January 2 is International Shortcut Day!
Maybe you set some New Years resolutions on January 1. The next day, you were ecstatic to discover that you could achieve them all EASILY AND FAST in the next 30 days! Woohoo—what will you do with the rest of your year??!
Of course, I’m referring to the get-lean-quick shakes, the crash diets, and the zero-money-down gym sign-up programs that prey on people looking for easy.
There ARE shortcuts to fitness. But there are also a lot of lies out there.
Let’s look at a few examples of past fitness trends (and the stuff you’re probably being pitched on your Facebook feed today).
Weight Loss Shakes
Is it sustainable? Can you stay on these diet of shakes forever? No. Are you really going to do this for the next 40 years?
Most of those Facebook shakes use a combination of appetite suppressants, caffeine and a mild laxative to keep you full and alert. But your body quickly downgrades its energy expenditure to match, and when you go off the shakes, you quickly gain weight. In the long run, weight-loss shakes won't help. For the most part, the only people sharing their huge weight loss from diets or shakes on Facebook are the people who make a commission by signing you up.
The Keto Diet / Paleo Diet / XYZ Diet
Is it sustainable? People have been using ketosis and intermittent fasting and high-fat diets since before recorded time. And if you’re trying to beat a sugar addiction, a short ketogenic period might actually help.

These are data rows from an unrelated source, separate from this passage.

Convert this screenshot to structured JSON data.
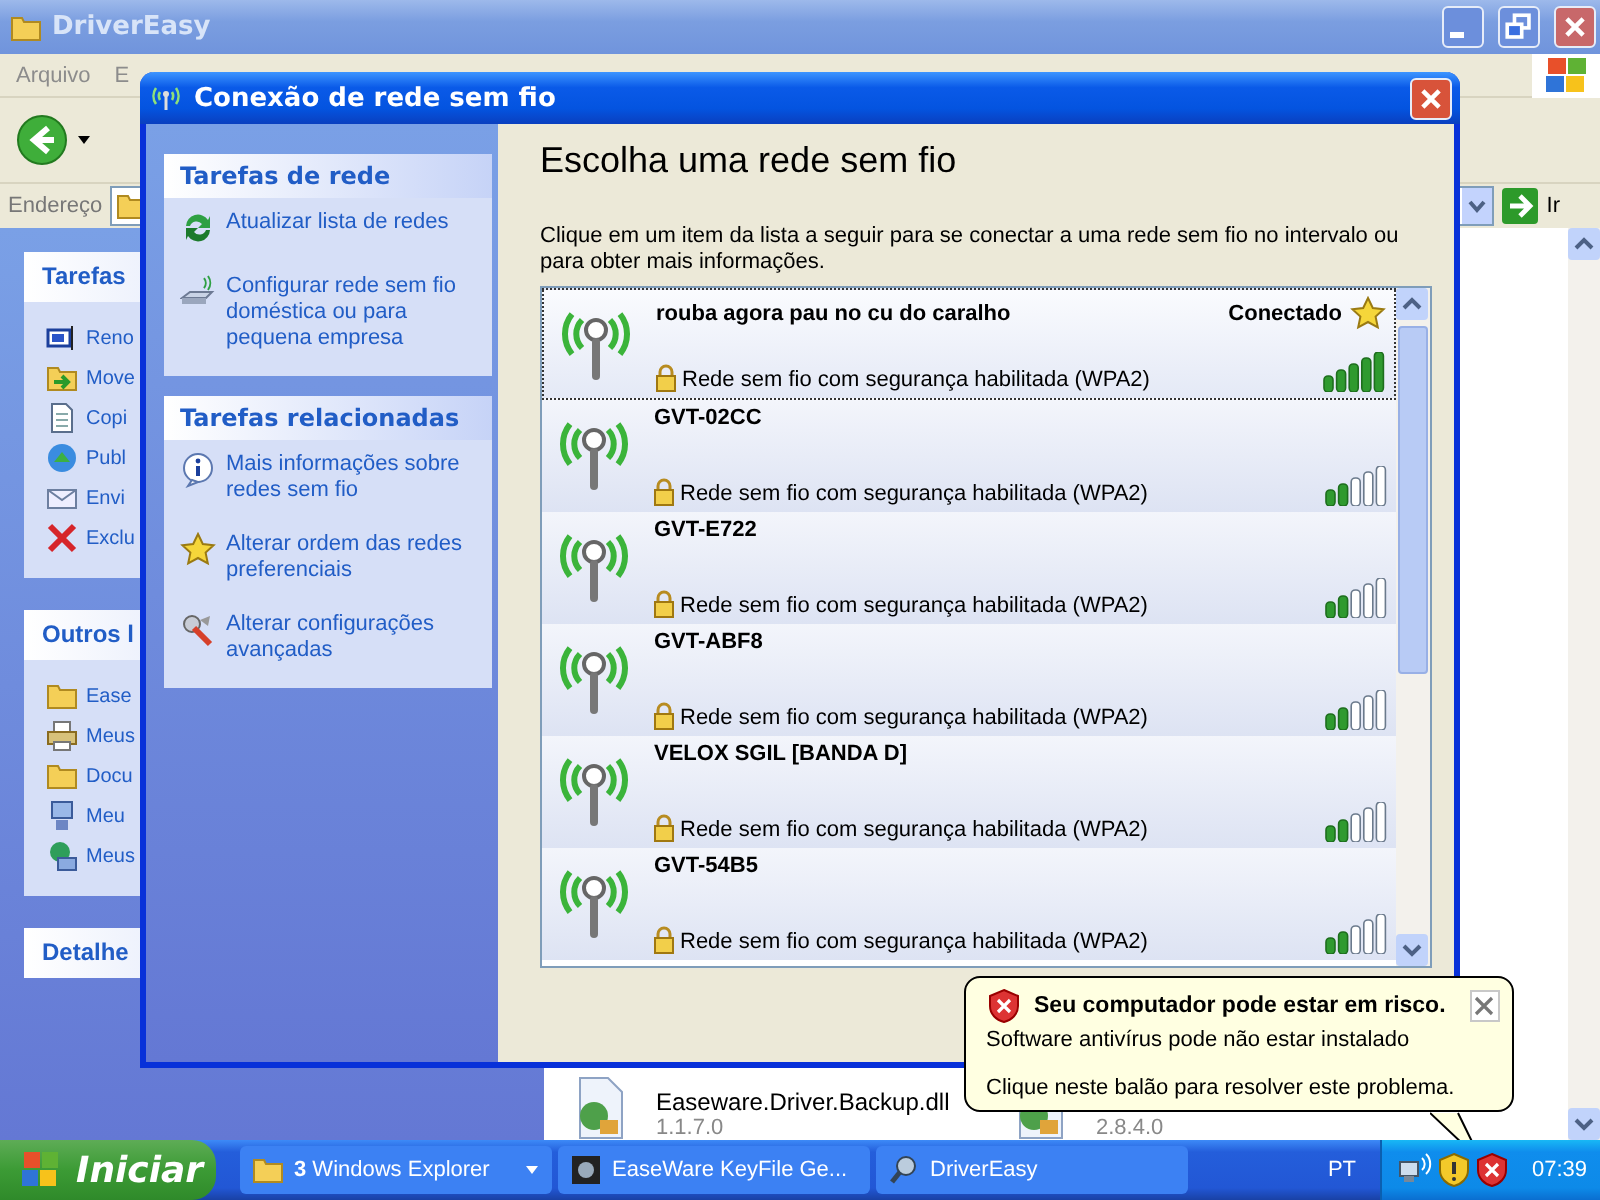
{
  "explorer": {
    "title": "DriverEasy",
    "menu": [
      "Arquivo",
      "E"
    ],
    "address_label": "Endereço",
    "go_button": "Ir",
    "task_panels": [
      {
        "title": "Tarefas",
        "items": [
          {
            "label": "Reno",
            "kind": "textfield"
          },
          {
            "label": "Move",
            "kind": "folder-arrow"
          },
          {
            "label": "Copi",
            "kind": "document"
          },
          {
            "label": "Publ",
            "kind": "globe"
          },
          {
            "label": "Envi",
            "kind": "envelope"
          },
          {
            "label": "Exclu",
            "kind": "cross"
          }
        ]
      },
      {
        "title": "Outros l",
        "items": [
          {
            "label": "Ease",
            "kind": "folder"
          },
          {
            "label": "Meus",
            "kind": "printer"
          },
          {
            "label": "Docu",
            "kind": "folder"
          },
          {
            "label": "Meu",
            "kind": "computer"
          },
          {
            "label": "Meus",
            "kind": "network"
          }
        ]
      },
      {
        "title": "Detalhe"
      }
    ],
    "files": [
      {
        "name": "Easeware.Driver.Backup.dll",
        "version": "1.1.7.0"
      },
      {
        "version": "2.8.4.0"
      }
    ]
  },
  "dialog": {
    "title": "Conexão de rede sem fio",
    "sidebar": [
      {
        "title": "Tarefas de rede",
        "items": [
          {
            "label": "Atualizar lista de redes",
            "kind": "refresh"
          },
          {
            "label": "Configurar rede sem fio doméstica ou para pequena empresa",
            "kind": "router"
          }
        ]
      },
      {
        "title": "Tarefas relacionadas",
        "items": [
          {
            "label": "Mais informações sobre redes sem fio",
            "kind": "info"
          },
          {
            "label": "Alterar ordem das redes preferenciais",
            "kind": "star"
          },
          {
            "label": "Alterar configurações avançadas",
            "kind": "wrench"
          }
        ]
      }
    ],
    "heading": "Escolha uma rede sem fio",
    "description": "Clique em um item da lista a seguir para se conectar a uma rede sem fio no intervalo ou para obter mais informações.",
    "networks": [
      {
        "name": "rouba agora pau no cu do caralho",
        "status": "Conectado",
        "security": "Rede sem fio com segurança habilitada (WPA2)",
        "level": 1,
        "selected": true
      },
      {
        "name": "GVT-02CC",
        "security": "Rede sem fio com segurança habilitada (WPA2)",
        "level": 0.4,
        "selected": false
      },
      {
        "name": "GVT-E722",
        "security": "Rede sem fio com segurança habilitada (WPA2)",
        "level": 0.4,
        "selected": false
      },
      {
        "name": "GVT-ABF8",
        "security": "Rede sem fio com segurança habilitada (WPA2)",
        "level": 0.4,
        "selected": false
      },
      {
        "name": "VELOX SGIL [BANDA D]",
        "security": "Rede sem fio com segurança habilitada (WPA2)",
        "level": 0.4,
        "selected": false
      },
      {
        "name": "GVT-54B5",
        "security": "Rede sem fio com segurança habilitada (WPA2)",
        "level": 0.4,
        "selected": false
      }
    ]
  },
  "balloon": {
    "title": "Seu computador pode estar em risco.",
    "lines": [
      "Software antivírus pode não estar instalado",
      "Clique neste balão para resolver este problema."
    ]
  },
  "taskbar": {
    "start": "Iniciar",
    "tasks": [
      {
        "label": "**3** Windows Explorer",
        "kind": "folder",
        "has_menu": true
      },
      {
        "label": "EaseWare KeyFile Ge...",
        "kind": "app"
      },
      {
        "label": "DriverEasy",
        "kind": "search"
      }
    ],
    "language": "PT",
    "clock": "07:39"
  }
}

Long term, kicking sugar is a very positive thing. But rapid weight loss, binge dieting, or any unsustainable practice will always have a long term negative effect. You have a life long relationship with food. One-night stands with diets will always come back to haunt you.
The real question is, “Can I sustain this for the rest of my life?” And the answer to ALL “diets” is “no.” Instead, look for a program that is not super restrictive and will help you make long term changes.
Joining A Gym
Is it sustainable? You can join a gym and keep going for 40 years. We believe in the power of having a coach, but even a $9.95 access-only gym will benefit you long term (if you show up).
Weight training has a compounding effect. You get stronger, more muscle improves your metabolism, and you get better … UNLESS you’re sticking to the same old 3-sets-of-8-reps program you did last month. You need constant variety or your body will adapt and become more efficient at the work you are asking it to do. Without variety you will likely have diminishing returns.
Discount gyms will see a huge influx of new members until March 13 (the average date most new gym-goers give up and quit, EXCEPT in coaching gyms like ours.) And you can’t really “fill” a discount gym, because their business model is based on members who never show up. Take that in for a second. Those gyms and banking on their calculations that most people won't show up. We’re the opposite, so we have a membership cap. And if you don’t show up, we check in with you to see how we can help :-).
Joining a Coaching Gym or Personal Trainer or Nutritionist
Is it sustainable? I’ve been doing CrossFit for 10 years, and I’m still excited about it! If you know me, you know my normal attention span lol. Are there injuries? Yes—the same amount as a normal gym, far fewer than hockey or soccer. But, as a coach and gym owner, I have seen CrossFit fix or mitigate a lot of chronic problems, help people lose weight, get off medication and improve mental health.
What can you expect over the long term? When a gym works 1:1 with its members to measure progress and set goals, the effects compound, and you don’t waste your time doing stuff that doesn’t work.
You’re going to get hit with lots of Facebook/IG?Google ads this week. If you feel like you’re being sold, don’t buy. And if a new super-secret fitness method sounds too good to be true, don’t start it: You’ll probably be moving backward.